TO DO:
Identify and pull out each line of the entries in which "heading" occurs.

____________________

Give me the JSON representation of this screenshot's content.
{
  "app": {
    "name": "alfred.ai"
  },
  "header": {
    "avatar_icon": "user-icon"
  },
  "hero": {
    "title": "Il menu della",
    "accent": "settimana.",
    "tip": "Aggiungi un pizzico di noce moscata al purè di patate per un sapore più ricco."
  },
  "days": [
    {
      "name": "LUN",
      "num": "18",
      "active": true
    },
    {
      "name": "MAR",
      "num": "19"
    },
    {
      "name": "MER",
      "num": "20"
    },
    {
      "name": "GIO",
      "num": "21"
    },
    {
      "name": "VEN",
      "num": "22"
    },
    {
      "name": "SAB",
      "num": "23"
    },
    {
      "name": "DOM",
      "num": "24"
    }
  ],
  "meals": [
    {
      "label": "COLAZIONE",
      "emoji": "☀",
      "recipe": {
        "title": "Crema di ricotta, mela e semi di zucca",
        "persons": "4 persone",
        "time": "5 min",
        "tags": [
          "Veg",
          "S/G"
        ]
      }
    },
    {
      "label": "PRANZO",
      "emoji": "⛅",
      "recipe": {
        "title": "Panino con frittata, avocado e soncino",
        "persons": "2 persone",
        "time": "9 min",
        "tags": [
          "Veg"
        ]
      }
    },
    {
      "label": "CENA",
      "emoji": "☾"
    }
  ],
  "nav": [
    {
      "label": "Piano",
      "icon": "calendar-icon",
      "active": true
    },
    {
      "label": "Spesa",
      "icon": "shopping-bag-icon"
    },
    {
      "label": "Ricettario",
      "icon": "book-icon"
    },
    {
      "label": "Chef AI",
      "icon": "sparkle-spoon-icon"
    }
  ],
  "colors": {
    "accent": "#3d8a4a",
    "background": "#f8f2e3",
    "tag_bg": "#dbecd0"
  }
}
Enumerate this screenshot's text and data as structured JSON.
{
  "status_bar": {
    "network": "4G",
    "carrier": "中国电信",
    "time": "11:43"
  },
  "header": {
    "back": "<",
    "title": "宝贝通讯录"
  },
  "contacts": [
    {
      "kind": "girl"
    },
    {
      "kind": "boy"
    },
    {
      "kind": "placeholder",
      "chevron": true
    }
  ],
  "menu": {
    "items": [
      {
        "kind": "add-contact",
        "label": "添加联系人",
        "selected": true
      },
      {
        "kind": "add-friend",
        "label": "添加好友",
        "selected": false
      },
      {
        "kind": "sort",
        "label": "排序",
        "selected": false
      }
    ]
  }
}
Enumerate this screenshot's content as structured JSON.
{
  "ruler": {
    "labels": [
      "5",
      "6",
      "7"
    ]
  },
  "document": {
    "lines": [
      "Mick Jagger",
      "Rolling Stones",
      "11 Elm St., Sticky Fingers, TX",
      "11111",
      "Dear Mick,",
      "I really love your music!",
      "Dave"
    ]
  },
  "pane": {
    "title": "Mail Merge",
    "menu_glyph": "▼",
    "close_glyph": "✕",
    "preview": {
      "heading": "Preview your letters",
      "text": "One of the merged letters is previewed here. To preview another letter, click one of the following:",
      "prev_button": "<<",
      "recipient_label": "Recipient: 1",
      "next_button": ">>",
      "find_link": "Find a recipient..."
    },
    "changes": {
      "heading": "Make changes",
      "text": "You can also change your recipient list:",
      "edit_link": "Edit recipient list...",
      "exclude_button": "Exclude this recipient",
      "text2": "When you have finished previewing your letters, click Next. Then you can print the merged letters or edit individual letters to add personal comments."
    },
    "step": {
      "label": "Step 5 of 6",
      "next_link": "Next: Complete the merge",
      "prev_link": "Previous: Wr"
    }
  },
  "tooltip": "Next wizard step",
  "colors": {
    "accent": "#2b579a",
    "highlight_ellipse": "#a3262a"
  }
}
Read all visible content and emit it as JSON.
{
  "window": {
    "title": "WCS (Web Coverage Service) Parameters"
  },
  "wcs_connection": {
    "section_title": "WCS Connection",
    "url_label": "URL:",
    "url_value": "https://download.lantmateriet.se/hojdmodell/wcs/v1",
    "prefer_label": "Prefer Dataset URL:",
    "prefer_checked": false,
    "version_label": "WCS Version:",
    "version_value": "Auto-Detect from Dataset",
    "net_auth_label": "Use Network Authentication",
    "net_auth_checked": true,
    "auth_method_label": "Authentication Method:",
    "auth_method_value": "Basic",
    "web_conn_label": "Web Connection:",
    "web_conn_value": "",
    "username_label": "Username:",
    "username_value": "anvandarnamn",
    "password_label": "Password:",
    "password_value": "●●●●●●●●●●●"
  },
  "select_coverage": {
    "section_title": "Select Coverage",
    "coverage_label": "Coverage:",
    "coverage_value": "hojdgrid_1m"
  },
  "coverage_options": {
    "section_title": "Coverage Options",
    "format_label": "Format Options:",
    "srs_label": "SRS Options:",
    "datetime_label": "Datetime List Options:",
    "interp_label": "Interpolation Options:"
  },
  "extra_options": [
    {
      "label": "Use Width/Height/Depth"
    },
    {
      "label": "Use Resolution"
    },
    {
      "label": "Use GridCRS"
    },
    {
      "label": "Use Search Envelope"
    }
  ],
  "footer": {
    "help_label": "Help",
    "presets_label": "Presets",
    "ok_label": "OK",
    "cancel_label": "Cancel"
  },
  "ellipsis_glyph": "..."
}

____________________

RESPONSE:
      "heading": "Preview your letters",
      "heading": "Make changes",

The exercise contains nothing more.